Kelowna, Lake Country, Vernon and Penticton are experiencing exceptional drought conditions, an event that statistically happens once every 50 years.
The lack of precipitation and extreme temperatures in the area have been exacerbated by the heat wave in July, resulting in the formation of exceptional drought. The drought has also resulted in a record number of wildfires, threatening communities and caused substantial evacuations of both human and livestock populations. Loss of grazing land and structures have also resulted from the drought, affecting livestock populations in the region.
Drought conditions in the rest of the Southern Interior increased in severity throughout July due to extremely low precipitation compared to normal, according to Agriculture Canada. Some areas have received only 25 to 50 per cent of normal precipitation in the past 90 days in the region. The Thompson-Okanagan and Cariboo regions are currently experiencing extreme drought.

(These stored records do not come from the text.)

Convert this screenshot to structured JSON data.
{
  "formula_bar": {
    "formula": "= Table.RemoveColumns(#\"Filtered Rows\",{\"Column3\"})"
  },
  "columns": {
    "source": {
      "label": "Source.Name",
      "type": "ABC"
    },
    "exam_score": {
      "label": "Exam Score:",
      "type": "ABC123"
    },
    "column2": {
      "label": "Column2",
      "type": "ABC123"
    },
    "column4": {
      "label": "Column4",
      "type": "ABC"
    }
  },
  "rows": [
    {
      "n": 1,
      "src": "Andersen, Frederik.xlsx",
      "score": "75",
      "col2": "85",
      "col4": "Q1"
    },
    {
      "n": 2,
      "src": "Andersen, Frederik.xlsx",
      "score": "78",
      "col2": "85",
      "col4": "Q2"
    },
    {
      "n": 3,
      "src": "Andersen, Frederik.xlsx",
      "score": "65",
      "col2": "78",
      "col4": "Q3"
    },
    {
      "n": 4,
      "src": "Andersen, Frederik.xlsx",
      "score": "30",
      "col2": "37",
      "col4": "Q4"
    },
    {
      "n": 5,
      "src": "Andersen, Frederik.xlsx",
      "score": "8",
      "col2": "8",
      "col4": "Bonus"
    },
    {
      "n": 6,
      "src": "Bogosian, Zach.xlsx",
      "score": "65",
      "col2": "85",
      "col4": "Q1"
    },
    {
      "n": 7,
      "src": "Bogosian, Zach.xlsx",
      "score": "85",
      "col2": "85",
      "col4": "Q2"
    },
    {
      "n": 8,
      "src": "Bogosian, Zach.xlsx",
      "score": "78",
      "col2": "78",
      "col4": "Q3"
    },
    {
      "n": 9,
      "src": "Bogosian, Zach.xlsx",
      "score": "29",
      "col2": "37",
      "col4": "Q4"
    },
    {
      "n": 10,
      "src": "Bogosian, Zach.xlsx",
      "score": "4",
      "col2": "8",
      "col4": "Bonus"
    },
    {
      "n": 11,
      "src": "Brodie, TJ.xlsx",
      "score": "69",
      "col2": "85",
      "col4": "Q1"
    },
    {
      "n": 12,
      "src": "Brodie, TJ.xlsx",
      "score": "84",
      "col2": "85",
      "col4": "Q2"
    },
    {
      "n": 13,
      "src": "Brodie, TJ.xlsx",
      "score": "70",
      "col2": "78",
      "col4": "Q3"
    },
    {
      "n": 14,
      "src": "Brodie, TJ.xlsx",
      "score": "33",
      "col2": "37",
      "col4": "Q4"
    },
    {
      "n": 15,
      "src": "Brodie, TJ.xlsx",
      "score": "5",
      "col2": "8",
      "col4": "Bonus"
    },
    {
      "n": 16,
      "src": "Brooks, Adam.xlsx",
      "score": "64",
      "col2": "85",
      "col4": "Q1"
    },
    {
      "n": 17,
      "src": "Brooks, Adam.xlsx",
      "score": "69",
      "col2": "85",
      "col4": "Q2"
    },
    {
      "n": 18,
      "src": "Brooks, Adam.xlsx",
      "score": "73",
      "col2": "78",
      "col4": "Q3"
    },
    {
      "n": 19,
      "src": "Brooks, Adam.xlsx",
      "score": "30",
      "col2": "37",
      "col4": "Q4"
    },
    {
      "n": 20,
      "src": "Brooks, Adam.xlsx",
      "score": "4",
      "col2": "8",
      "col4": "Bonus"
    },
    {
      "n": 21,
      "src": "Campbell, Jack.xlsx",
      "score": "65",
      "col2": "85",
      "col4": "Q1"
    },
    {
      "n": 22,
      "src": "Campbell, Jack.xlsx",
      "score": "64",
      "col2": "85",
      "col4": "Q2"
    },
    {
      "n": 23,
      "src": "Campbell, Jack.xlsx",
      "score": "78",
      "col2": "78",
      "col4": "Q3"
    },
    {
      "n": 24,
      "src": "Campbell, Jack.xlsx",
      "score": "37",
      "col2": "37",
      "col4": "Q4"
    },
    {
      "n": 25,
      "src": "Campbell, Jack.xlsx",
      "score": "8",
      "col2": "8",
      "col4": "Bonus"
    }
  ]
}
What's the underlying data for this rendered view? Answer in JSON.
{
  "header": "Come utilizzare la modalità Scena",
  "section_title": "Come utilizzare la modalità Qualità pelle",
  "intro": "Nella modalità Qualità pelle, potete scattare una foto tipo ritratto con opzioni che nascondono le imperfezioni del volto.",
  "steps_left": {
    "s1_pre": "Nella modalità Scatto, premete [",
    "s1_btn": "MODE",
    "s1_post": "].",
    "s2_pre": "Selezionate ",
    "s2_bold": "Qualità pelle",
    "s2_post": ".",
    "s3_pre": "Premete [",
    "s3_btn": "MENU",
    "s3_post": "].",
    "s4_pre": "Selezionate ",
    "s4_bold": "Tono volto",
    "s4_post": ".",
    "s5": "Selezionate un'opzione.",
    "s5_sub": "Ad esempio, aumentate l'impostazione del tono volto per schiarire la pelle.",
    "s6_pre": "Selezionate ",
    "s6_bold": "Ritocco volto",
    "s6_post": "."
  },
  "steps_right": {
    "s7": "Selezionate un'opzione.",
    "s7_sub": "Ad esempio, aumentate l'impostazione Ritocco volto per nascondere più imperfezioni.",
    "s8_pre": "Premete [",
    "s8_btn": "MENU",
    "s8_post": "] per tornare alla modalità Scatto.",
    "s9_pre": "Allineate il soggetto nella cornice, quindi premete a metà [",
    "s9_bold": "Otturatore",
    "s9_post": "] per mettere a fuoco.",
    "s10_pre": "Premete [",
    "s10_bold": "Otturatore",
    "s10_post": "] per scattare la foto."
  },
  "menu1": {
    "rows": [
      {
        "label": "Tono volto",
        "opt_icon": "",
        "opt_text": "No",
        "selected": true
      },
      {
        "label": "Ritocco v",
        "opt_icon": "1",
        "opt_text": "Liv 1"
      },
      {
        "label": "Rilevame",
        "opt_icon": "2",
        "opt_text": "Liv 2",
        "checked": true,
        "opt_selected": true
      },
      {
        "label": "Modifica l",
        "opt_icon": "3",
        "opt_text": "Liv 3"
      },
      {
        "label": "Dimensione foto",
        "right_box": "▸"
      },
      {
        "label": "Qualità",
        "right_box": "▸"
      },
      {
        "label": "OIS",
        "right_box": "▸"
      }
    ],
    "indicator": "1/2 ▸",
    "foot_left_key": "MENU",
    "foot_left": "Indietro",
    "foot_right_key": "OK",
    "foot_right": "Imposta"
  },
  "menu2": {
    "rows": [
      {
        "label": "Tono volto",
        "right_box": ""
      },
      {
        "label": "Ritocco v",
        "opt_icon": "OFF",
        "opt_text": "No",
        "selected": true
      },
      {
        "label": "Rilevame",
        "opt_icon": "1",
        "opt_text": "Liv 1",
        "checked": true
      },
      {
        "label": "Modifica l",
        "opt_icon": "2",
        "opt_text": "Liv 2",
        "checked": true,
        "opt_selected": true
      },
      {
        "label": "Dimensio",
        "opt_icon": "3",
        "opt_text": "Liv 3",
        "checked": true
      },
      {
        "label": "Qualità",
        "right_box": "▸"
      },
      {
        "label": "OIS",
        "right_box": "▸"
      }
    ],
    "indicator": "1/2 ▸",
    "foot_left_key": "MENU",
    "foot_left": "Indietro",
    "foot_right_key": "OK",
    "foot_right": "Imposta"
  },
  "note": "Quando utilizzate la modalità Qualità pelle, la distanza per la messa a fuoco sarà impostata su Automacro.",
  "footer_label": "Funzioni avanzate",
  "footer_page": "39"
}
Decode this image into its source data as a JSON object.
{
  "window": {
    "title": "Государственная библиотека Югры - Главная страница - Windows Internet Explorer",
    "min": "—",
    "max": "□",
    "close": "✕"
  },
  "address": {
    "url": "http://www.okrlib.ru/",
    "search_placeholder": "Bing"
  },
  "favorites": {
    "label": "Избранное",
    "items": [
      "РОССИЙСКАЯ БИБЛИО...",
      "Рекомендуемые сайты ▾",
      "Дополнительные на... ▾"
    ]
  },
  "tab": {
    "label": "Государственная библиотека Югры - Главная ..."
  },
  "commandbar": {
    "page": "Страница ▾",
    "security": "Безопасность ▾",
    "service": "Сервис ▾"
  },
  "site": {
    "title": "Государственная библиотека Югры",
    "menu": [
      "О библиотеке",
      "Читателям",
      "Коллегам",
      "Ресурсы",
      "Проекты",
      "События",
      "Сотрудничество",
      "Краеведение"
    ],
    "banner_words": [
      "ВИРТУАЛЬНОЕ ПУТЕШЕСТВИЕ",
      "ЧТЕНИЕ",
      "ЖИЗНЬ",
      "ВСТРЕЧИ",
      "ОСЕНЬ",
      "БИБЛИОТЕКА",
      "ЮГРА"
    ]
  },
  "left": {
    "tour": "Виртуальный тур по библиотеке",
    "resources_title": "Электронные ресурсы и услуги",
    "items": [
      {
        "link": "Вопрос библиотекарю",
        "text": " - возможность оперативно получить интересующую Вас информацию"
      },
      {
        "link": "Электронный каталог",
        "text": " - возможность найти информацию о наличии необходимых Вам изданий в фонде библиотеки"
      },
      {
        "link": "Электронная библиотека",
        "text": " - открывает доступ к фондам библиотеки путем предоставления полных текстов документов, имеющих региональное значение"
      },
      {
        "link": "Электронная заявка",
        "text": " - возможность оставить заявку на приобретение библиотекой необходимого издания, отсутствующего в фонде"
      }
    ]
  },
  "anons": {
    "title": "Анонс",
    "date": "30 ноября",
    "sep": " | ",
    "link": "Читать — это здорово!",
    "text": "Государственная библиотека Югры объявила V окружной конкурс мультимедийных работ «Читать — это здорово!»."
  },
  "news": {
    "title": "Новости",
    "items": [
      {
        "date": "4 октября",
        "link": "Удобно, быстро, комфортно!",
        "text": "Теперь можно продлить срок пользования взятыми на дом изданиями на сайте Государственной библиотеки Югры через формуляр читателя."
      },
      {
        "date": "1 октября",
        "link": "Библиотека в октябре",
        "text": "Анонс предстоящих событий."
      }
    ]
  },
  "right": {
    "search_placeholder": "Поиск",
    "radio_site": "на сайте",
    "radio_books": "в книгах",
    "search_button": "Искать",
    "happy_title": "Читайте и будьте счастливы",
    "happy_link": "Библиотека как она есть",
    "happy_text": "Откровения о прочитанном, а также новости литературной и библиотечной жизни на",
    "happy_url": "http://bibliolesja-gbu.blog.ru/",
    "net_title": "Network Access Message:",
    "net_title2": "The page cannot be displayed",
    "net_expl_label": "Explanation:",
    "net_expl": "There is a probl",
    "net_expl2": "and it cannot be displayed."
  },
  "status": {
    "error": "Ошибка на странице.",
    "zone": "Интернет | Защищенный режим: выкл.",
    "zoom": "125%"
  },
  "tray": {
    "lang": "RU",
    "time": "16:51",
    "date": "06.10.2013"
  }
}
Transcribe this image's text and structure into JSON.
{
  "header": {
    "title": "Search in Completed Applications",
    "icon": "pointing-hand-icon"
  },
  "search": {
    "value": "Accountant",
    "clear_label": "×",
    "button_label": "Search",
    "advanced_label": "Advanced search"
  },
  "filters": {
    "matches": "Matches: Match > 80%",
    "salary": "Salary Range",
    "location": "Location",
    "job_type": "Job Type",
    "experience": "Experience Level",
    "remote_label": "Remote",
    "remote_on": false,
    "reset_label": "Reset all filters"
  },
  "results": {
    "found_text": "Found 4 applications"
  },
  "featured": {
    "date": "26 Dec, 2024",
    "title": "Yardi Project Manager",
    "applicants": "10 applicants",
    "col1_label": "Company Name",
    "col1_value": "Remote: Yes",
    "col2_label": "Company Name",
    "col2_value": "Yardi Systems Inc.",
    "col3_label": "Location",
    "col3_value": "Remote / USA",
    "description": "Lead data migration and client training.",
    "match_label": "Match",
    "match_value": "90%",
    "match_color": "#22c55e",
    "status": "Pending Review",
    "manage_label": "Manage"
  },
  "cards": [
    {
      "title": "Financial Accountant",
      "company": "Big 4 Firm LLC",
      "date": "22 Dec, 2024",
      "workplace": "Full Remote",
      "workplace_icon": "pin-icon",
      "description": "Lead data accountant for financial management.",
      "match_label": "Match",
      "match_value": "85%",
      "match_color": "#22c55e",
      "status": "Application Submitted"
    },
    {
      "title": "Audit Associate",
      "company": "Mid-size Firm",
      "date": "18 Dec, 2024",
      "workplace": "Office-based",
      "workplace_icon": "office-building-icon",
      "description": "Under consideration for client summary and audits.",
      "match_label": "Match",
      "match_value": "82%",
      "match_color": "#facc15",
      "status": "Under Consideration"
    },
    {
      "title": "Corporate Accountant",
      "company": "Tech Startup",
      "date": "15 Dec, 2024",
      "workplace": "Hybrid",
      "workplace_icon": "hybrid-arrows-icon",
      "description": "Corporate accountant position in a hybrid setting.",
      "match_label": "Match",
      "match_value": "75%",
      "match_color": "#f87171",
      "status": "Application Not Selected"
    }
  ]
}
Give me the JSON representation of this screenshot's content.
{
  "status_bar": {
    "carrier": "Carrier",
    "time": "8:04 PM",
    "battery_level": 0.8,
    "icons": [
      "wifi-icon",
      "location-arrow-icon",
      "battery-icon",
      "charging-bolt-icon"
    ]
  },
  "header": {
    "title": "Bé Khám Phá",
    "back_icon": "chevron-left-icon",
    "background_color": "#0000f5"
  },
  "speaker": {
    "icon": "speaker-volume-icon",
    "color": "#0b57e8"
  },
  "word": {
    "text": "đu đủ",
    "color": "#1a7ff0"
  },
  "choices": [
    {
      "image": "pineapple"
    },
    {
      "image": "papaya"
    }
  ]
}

“Fruit, grain and oilseed production, as well as forages and livestock health, have been significantly impacted by drought conditions and extreme heat,” said Agriculture Canada.